Tuesday, June 24, 2008
Old Time Doc
Clueless at the time, when I applied to medical school I sort of imagined myself one day making house calls, good ol' Doc Schwab, paid in chickens and pies, smiles and blackberry jam. There I'd be, delivering babies on kitchen tables, patchin' up Old Lady Jones's leg on the sofa, shaking out thermometers and feeling foreheads.
One of my roommates in med school was the son of such a doctor, although instead of clopping around with a horse and buggy, he raced across the back roads of Kentucky in an Aston Martin DB4, before James Bond ever thought of it. State cops would look the other way: Aincha gonna stop 'im Jess? Do whut now?...hail no, that thar's Doc Munger, heading t' th' McCoy homestead, I reckin'...
I liked the whole idea of it.
More so in the early days of my practice, when I had a little extra time on my hands, but to some degree throughout my entire career, I actually made house calls. As time became more precious, I had to be realistic: not too far out of the way, people with a simple problem for whom a trip to my office was especially difficult. Or, once in a while, a friend. But as a youngster there were a few times when I went quite out of the way, and spent a lot of time.
For example: I've always had mixed feelings about "the phone call." A woman is awaiting the news of a breast biopsy; I call her and note the stoppage of breath at the other end of the conversation. To defer by saying she should come in is to let her know but provide no support. To give the news over the phone is in some way heartless. So I'd split the difference by breaking the news as gently as I could, and inviting her in for an immediate consultation. But sometimes, early on, I reversed the equation and said, "How about if I come over and we can talk about it?"
One time, in my pre-gray-hair days, after I'd spent at least an hour at their home, my patient and her husband gushed at how much they appreciated the visit and my care to that point, but they'd be going to Seattle to be treated. Probably thought I looked too young. And hungry. Pissed me off.
Most of the time, my house calls were to a post-op patient, usually older, having a hard time getting around: quick check of a wound, a little debridement, change a bandage, remove or unclog a drain. I'd load up with a few tools, some tape and gauze and ointments; sometimes I stuffed them into my black doctor bag, for my own nostalgia more than anything else. Walking to the door, wondering what the neighbors thought, figuring they'd be jealous, their neighbor had a heck of a doctor there.
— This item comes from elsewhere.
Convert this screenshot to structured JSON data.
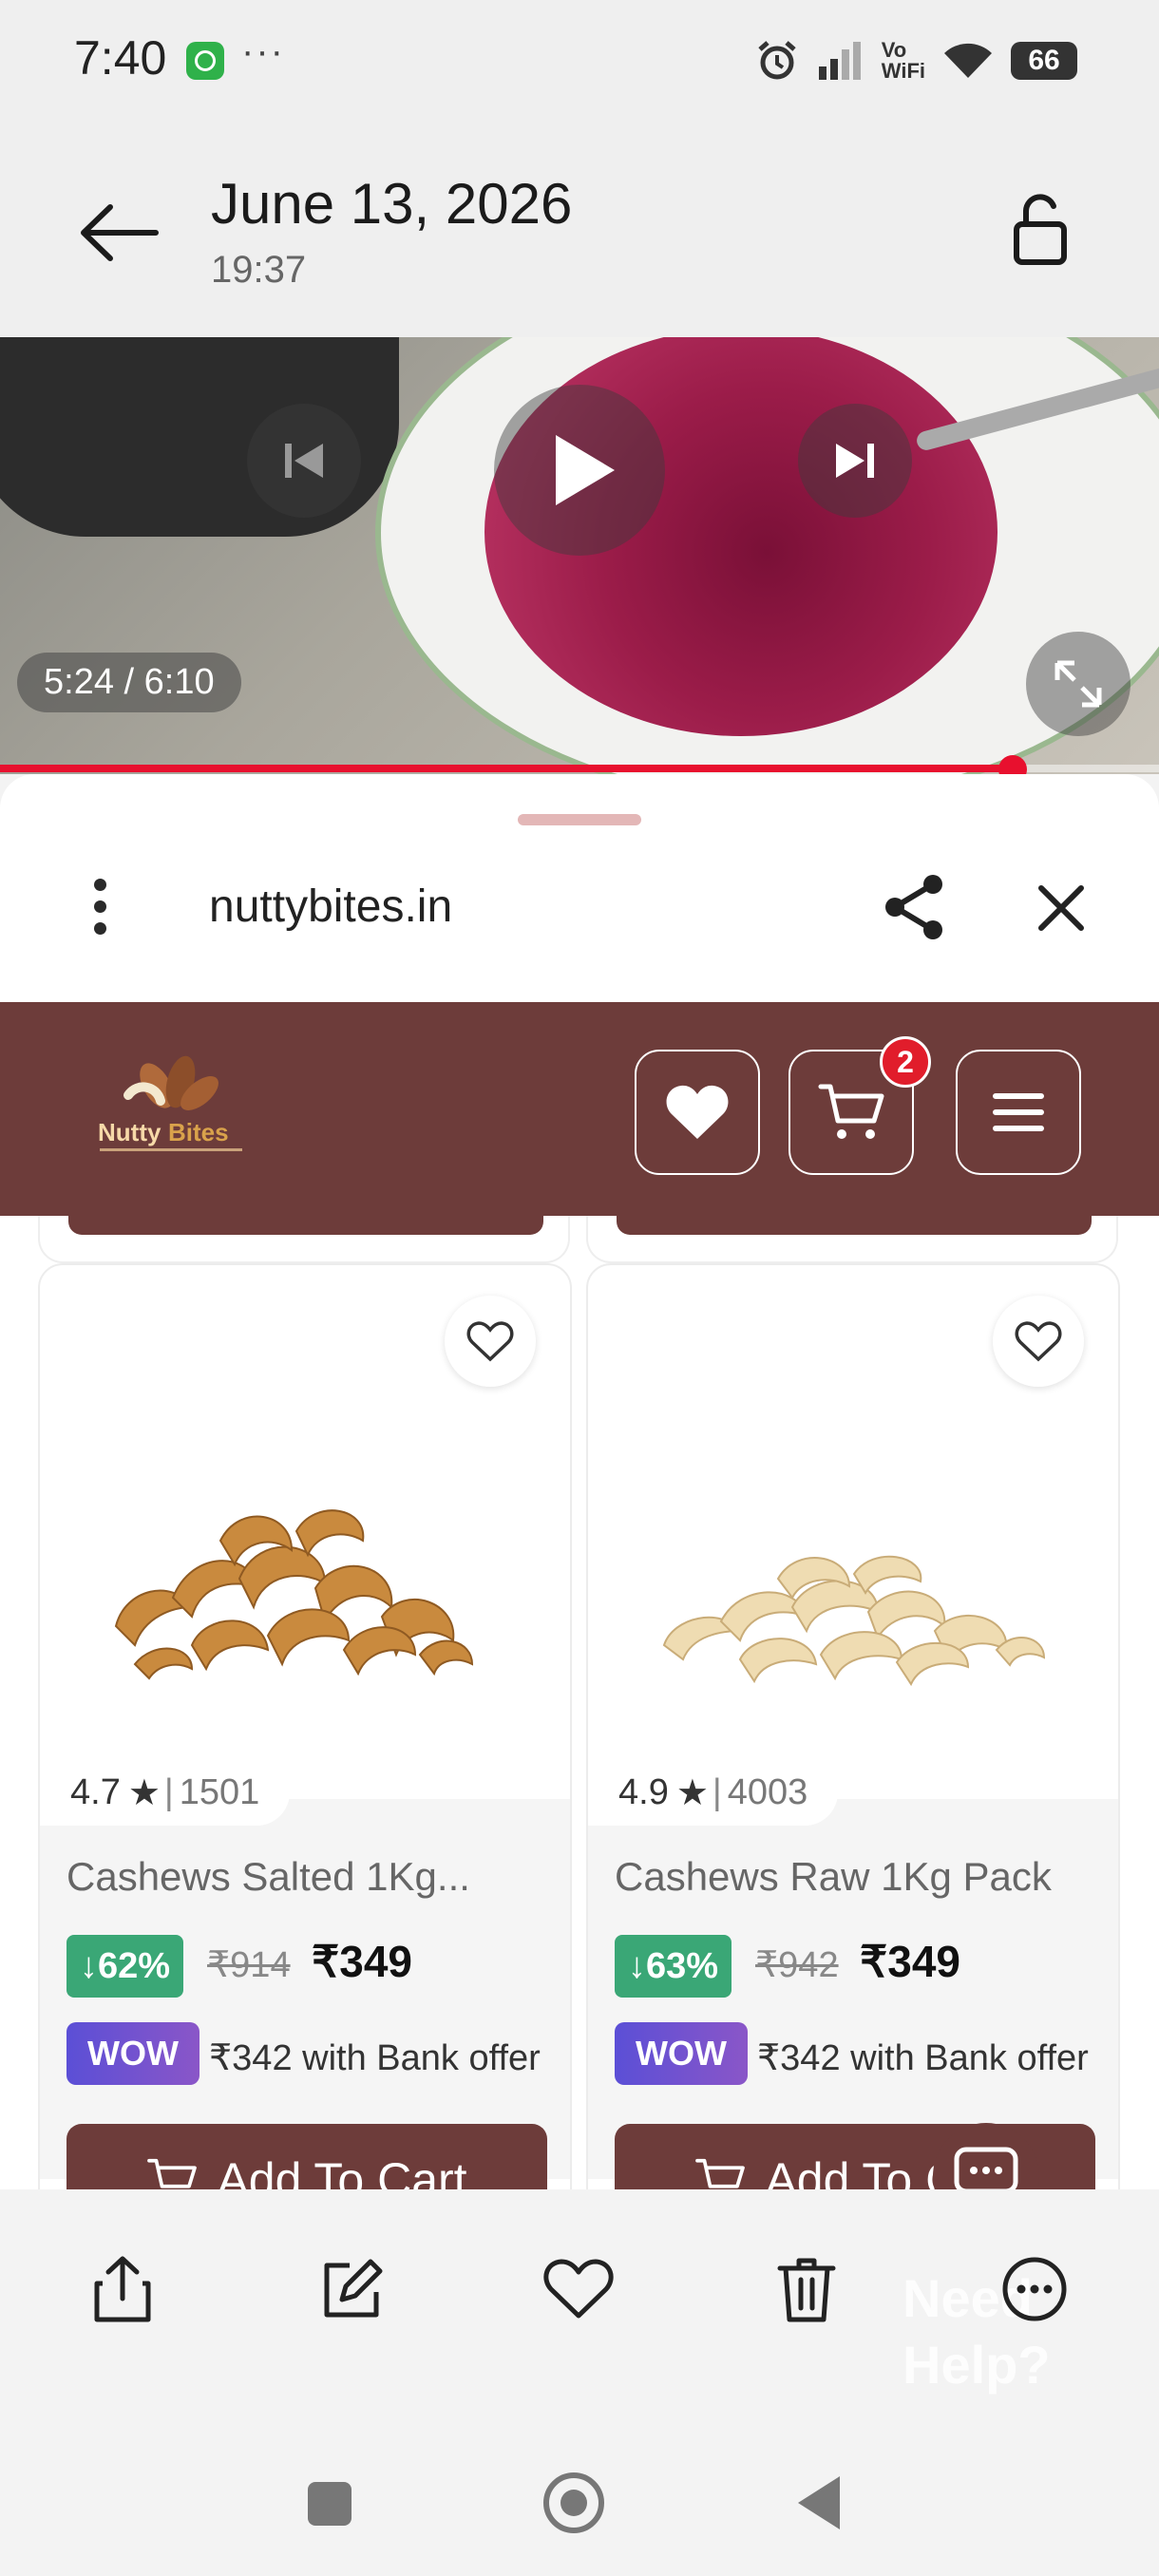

Always the visit was greatly appreciated, and generally met with amazement. Sometimes it was my own: finding out how my patients lived, in a trailer, in an unkempt crumbling home, in a fancy joint with all the options. And I'd learn about how they were able, or unable, to carry out the instructions I'd given them. Which led to a much more practical and pragmatic approach to what I'd tell people about after-care at home. Dispensing with certain residua of academe.
Once I got a call from a feisty old lady for whom I'd recently done a mastectomy: she was worried about her wound, or a drain, or something. To her obvious delight I'd said, "Well heck, I'm almost done here, how 'bout I swing by your place on the way home and have a look?" She answered the door buck naked from the waist up, her unoperated side of the enormous variety; responding to my undisguised surprise she said, "Hell, I figured you'd want to see it anyway, so why get dressed?" Her home was right on a main street. No screeching tires, far as I recall.
Making those decreasingly frequent but career-continuous house calls always made me feel good. The benefits were invariably mutual. Part of my medical school curriculum was the matching of every first-year student with a family in which the wife was pregnant. We followed her through pregnancy and delivery and were involved in the care of the baby. At least one home visit was a requirement, and we met in groups afterward to discuss what we'd found. Among others, the import was in learning that patients' illnesses are part of an entire life and not just the little slice of the day during which we see them.
All doctors -- and most especially surgeons, who typically send people home very significantly altered (if only, hopefully, for a short while) -- would be amazed by and learn from seeing their patients in their homes. It is, of course, completely impractical and nearly wholly impossible nowadays, which are very good reasons why it rarely if ever happens. Not to mention the occasional fright of seeing an old lady naked at her front door.